One of my own personal favourites is Quiz Quiz Trade (you can find an explanation in this post), because it means I can be peripherally involved, do some formative assessment, and the pupils are moving around the room (not stuck to their chairs), and asking as well as answering questions.

To get a broader view, I then asked my Twitter amici “What’s the teaching/learning activity you love to use because you enjoy it?”

Here are some of the answers which I received

  • pass the teddy
  • X&O, hunt the object/flashcard
  • blindfold food tasting and naming
  • PUPPETS!
  • write dialogues\scenes and then act them out.
  • fashion show, cafe (even inviting parents in) and songs.
  • anything which takes me out of the picture; e.g. Running Dictation
  • Shoe box decorated as a room (doll’s house furniture), then video with running commentary a la Through the Keyhole.
  • I love the game ‘snatch’ takes forever to make but the kids love it and you can play match up, word and picture bingo with cards
  • “remote-control partner”, with big open space e.g. footie field/sports hall and lots of those little cone thingies
  • Cheat! Makes me completely redundant once I’ve made the cards. I also like post-it mania or headbands as I believe it’s called?
  • Pass the parcel – brilliant with sentence stems – very little time required to set it up.

Now although these are a varied bunch of activities, two things struck me about this collection of responses.

Firstly, although some of them may take a little preparation, the majority then hand control over to the pupils.  To me, this doesn’t indicate laziness on the part of the teachers, or a wish to opt out.  It’s promoting active learning, with the teacher as facilitator and not as holder of all knowledge.

And secondly, there’s the fun element.  The #mfltwitterati all shared activities which are fun for everyone involved, teacher and pupil alike.  Fun, which means engagement, involvement, and perhaps even forgetting that it’s work.  On both sides.

It may be a bit much of a stretch to link this to the quote by Confucius: ”Choose a job you love, and you will never have to work a day in your life”, but I do think it’s true that in what can be a tremendously demanding and stressful job, planning things which are fun for everyone involved makes the job a little easier, and much more enjoyable.

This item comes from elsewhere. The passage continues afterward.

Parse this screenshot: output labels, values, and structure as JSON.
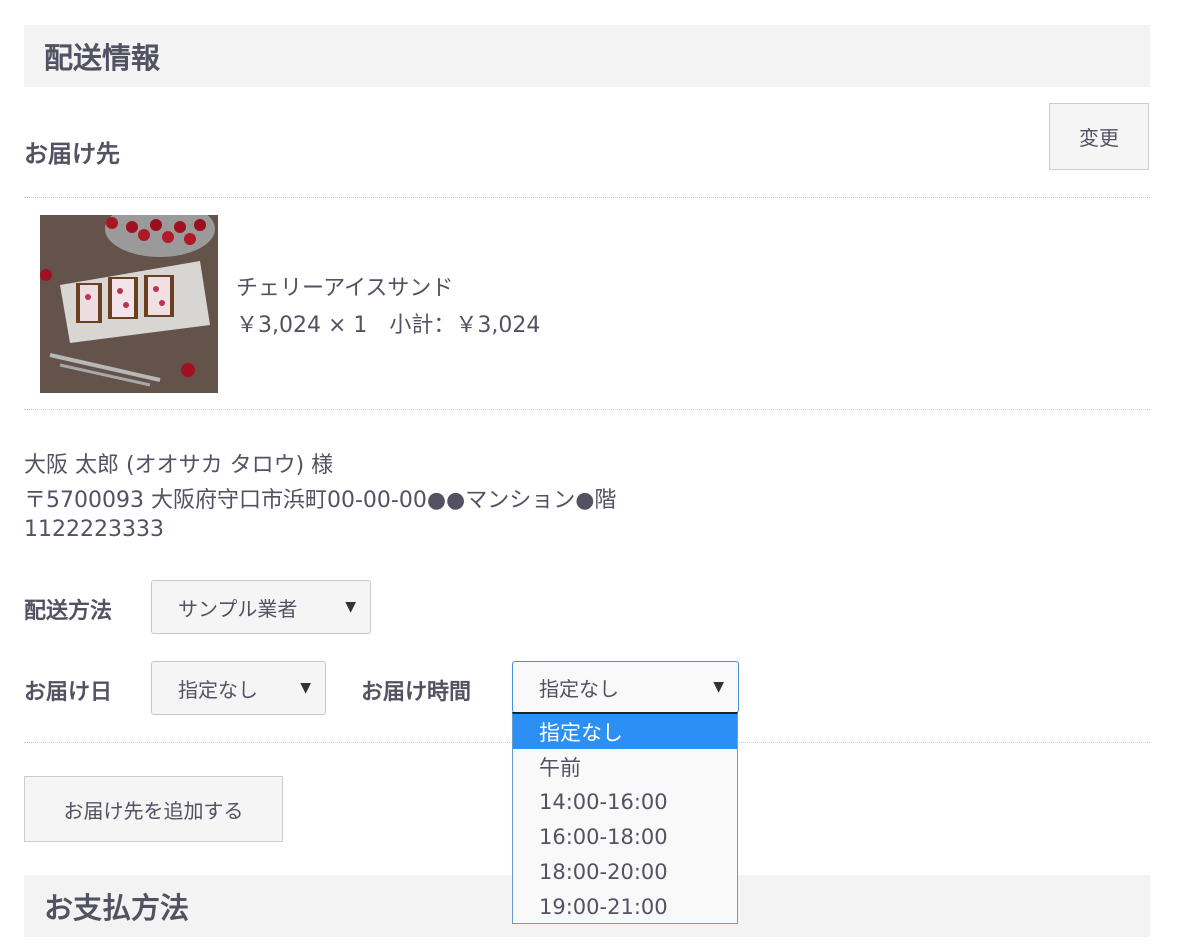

With thanks to the following for their comments and contributions: @langwitch, @BonjourMcB, @PaulineSheaff, @bellaale, @IssacGreaves, @misstdunne, @zaragozalass, @amandasalt